While a small number of these mokkan had been carefully preserved for centuries in imperial repositories, the vast majority of the tablets was not discovered until recent decades. Excavations of sites mostly related to local or central government facilities, elite residences, and temples have yielded hundreds of thousands of inscribed tablets or shavings (kezurikuzu).
As a result, our understanding of various aspects of government, economy, and society in ancient Japan has changed and we have been allowed glimpses of the practical execution of government regulations and of daily life. Mokkan have also contributed to a better understanding of archaeological remains as they occasionally allow for precise dating and identification..
|16.||Ellen E. M. A. Van Goethem, Adopting and adapting the paradigm: Gridiron cities in Japan, International Institute for Asian Studies, 2013.11, [URL], Using the example of capital cities, this paper will address the issue of cultural borrowing and the subsequent modification of imported ideas in ancient Japan. It is common knowledge that during the early centuries CE the ruling elites of the Japanese archipelago were heavily dependent on Chinese archetypes and prototypes for the formation of the early state.
Unquestionably, one of the most visually striking and impressive examples of this process of cultural borrowing was the establishment of large, semi‐permanent urban centers. Laid out on a gridiron pattern with a clearly delineated space reserved for the ruler’s residential quarters as well as for the apparatus of government—itself also mostly newly introduced—these cities symbolized the power of the ruler and the political, social and cultural center of the recently emerged state.
In order to explain how the Chinese archetype was adopted and adapted, this paper will briefly trace the evolution of gridiron cities.
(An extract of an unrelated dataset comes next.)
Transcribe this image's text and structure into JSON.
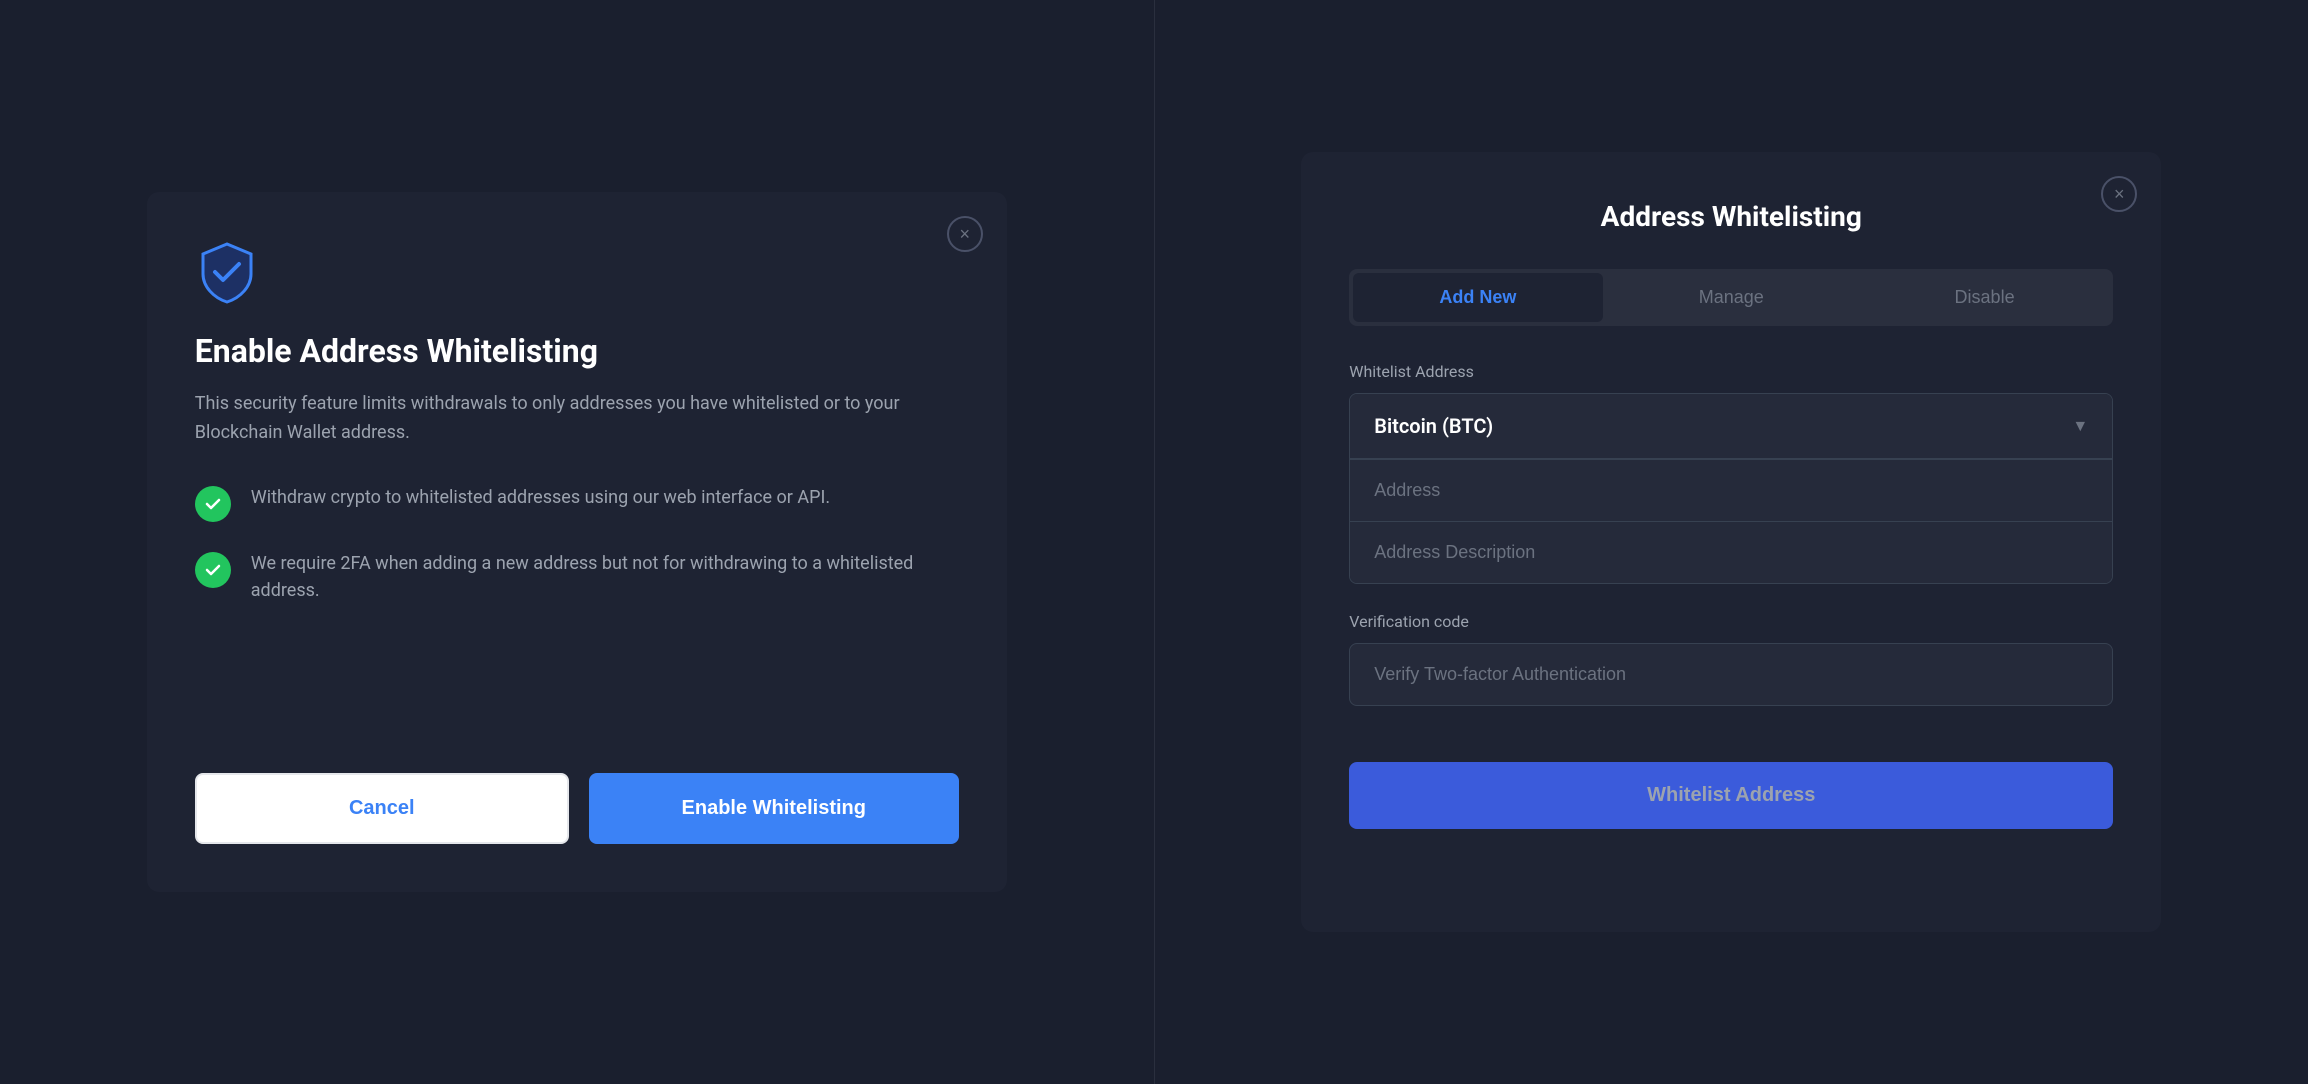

Then it will address the process of selecting a suitable site for the establishment of these cities. This process is commonly addressed only briefly by referring to lofty ideals and/or to esoteric practices but has received little scholarly attention so far..
|17.||Ellen E. M. A. Van Goethem, “Heiankyō: Guardian Deities and Geomantic Theories”, 2013.09, This paper discusses the various geomantic theories that circulate to explain why the site of Heian was chosen by Kanmu tenno for the construction of the new capital. It challenges the commonly-accepted notion that shijin soo as described in "Sakuteiki" (in the east, the direction of the Azure Dragon, there should be flowing water; in the west, the direction of the White Tiger, there should be a broad road; in the south, the direction of the Vermilion Bird, there should be a pond; and in the north, the direction of the Black Turtle-Snake, there should be a mountain) was decisive in this matter..|
|18.||Comparative Research on the Four Divine Beasts in East Asia: Capitals, Residences, and Trees.|
|19.||The Four Divine Beasts: Asuka as Seen Through European Eyes.|
|20.||In this presentation, a number of inscribed wooden tablets (mokkan 木簡) are presented to illustrate how their discovery has deepened our understanding of specific aspects of the Nagaokakyo era. Prior to the discovery of these wooden tablets, only a limited number of written sources contemporaneous to the Nagaoka capital’s existence were available to scholars. In the four decades since the discovery of the first inscribed wooden tablet in the remains of the former capital, this vast body of written evidence has also proved to be a valuable addition to the archaeological record of the Nagaoka capital..|